(iv) Effective networking was identified as being essential for exchanging experience, methods, data and evaluations of emerging risks. To this end, the Emerging Risks Exchange Network (EREN) and the Stakeholder Consultative Group on Emerging Risks (StaCG-ER) were operated. In their first year of operation, the emphasis was on describing existing systems and methodologies used to identify emerging risks. It is proposed to reinforce the role and membership of EREN with selected EUagencies and with international authorities and organisations, and to encourage greater stakeholder engagement and data exchange with StaCG-ER. (v) A WG on methodology for ERI assessed the effectiveness of the procedure under development at EFSA, and proposed a revised simplified framework and several recommendations for improvement. Overall, our experience shows that collecting useful information on emerging risks requires a high level of expertise due to the data gaps, and broad knowledge of all ongoing EFSA activities to avoid duplication of work. It is, thus, proposed to establish a standing WG, including experts from the EFSA Scientific Committe and Panels, to work closely with the EMRISK unit.
Building on this hands-on experience, the system is starting to show the potential for the identification of issues that may give rise to emerging risks. In particular, useful knowledge has been gained in gathering, evaluating and filtering large amounts of information related to emerging risks and building knowledge networks on emerging risks. From this, a simplified and updated process will be implemented during the next three years.

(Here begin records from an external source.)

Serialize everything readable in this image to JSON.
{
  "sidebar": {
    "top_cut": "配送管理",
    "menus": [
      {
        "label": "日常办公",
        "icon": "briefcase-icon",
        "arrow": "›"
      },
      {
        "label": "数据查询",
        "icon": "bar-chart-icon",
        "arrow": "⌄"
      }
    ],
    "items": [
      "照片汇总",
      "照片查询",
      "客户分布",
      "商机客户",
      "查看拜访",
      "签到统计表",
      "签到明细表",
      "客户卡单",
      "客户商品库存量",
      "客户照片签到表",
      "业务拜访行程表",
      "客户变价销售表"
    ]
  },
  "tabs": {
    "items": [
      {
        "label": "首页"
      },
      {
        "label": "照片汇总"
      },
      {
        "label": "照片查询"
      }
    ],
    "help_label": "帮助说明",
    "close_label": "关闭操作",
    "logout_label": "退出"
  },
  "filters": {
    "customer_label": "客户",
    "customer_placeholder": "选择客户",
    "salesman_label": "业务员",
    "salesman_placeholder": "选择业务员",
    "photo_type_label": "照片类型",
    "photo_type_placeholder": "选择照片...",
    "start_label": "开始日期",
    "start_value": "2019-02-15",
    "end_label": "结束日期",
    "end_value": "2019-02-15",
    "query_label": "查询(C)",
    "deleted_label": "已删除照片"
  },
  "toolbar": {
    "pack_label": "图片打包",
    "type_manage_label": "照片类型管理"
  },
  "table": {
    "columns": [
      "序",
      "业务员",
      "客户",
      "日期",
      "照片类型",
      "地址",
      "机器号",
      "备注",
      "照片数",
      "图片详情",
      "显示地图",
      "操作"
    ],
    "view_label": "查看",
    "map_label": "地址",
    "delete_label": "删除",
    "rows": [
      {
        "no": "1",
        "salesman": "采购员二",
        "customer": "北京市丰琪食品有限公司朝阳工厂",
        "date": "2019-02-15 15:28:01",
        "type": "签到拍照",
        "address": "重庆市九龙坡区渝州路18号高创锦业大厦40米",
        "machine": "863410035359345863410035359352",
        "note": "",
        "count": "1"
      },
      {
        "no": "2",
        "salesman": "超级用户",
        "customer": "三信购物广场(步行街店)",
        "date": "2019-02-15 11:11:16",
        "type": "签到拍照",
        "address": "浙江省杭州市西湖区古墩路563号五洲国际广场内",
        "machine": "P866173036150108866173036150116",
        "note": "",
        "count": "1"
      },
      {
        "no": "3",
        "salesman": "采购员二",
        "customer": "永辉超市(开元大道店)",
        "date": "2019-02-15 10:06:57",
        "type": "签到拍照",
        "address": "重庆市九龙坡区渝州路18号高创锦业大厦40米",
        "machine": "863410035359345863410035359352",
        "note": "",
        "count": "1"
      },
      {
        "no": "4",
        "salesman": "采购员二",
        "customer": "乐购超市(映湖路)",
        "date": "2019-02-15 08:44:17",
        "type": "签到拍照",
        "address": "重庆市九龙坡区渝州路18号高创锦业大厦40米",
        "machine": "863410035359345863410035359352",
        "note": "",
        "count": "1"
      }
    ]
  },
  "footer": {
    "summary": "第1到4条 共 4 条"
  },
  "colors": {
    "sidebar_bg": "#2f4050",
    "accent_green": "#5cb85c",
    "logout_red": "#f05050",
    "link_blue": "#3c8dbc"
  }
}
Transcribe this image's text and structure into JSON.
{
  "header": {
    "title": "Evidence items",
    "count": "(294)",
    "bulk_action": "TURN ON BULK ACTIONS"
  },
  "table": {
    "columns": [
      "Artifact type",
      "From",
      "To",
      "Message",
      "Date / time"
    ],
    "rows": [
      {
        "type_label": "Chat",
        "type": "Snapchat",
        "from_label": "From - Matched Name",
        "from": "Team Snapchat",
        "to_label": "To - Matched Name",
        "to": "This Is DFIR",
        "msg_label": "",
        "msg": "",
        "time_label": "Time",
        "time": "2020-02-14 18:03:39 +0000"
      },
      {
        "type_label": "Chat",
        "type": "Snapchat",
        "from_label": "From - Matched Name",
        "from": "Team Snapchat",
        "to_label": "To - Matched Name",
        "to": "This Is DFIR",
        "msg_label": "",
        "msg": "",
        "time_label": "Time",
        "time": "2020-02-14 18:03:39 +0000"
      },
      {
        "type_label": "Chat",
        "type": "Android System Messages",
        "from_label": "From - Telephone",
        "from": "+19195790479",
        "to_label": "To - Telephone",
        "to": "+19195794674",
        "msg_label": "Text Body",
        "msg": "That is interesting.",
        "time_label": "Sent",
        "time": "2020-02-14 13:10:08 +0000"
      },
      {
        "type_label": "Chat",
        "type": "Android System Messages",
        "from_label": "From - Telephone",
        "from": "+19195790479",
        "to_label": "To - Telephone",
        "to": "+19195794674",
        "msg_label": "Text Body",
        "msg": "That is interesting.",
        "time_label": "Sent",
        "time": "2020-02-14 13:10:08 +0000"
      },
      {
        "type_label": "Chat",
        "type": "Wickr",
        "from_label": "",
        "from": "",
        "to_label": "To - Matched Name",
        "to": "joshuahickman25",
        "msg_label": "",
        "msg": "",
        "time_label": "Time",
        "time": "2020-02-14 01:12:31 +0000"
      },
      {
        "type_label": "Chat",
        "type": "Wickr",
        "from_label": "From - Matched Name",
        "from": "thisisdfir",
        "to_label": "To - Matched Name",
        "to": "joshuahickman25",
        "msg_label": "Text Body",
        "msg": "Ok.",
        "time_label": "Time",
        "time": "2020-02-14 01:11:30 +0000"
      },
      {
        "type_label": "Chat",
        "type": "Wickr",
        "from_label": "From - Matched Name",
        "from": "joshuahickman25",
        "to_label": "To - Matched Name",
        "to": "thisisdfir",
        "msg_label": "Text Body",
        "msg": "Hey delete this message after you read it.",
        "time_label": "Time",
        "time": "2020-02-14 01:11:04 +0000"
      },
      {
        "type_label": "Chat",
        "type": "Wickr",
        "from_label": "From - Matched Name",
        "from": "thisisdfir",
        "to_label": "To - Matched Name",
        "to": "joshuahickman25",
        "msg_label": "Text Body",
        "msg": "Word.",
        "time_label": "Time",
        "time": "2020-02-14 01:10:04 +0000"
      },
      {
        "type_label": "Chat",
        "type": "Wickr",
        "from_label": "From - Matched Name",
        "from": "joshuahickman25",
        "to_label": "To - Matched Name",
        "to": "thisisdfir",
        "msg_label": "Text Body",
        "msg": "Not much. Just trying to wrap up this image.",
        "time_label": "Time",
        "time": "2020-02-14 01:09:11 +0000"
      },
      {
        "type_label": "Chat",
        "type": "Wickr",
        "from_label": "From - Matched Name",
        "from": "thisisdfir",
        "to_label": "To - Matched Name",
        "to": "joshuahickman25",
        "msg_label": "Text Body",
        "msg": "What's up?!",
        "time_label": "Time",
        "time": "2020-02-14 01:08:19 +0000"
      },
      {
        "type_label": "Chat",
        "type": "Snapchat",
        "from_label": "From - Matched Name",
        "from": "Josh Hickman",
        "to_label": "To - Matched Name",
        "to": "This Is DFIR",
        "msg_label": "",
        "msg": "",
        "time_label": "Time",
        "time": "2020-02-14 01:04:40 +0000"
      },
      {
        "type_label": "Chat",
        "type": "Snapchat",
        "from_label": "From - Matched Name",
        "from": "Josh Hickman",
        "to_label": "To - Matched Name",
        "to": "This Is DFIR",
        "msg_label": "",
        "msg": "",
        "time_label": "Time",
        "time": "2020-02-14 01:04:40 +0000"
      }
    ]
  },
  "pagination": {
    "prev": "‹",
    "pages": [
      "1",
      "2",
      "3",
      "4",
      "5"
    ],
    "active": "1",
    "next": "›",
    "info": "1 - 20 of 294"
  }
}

Next steps include the establishment of a standing WG of the Scientific Committee to support EFSA activities on ERI, the reinforced engagement with the Member States Network and the Stakeholder Consultative Group, the fine tuning of the revised methodological framework, and the completion of the projects on the issues identified.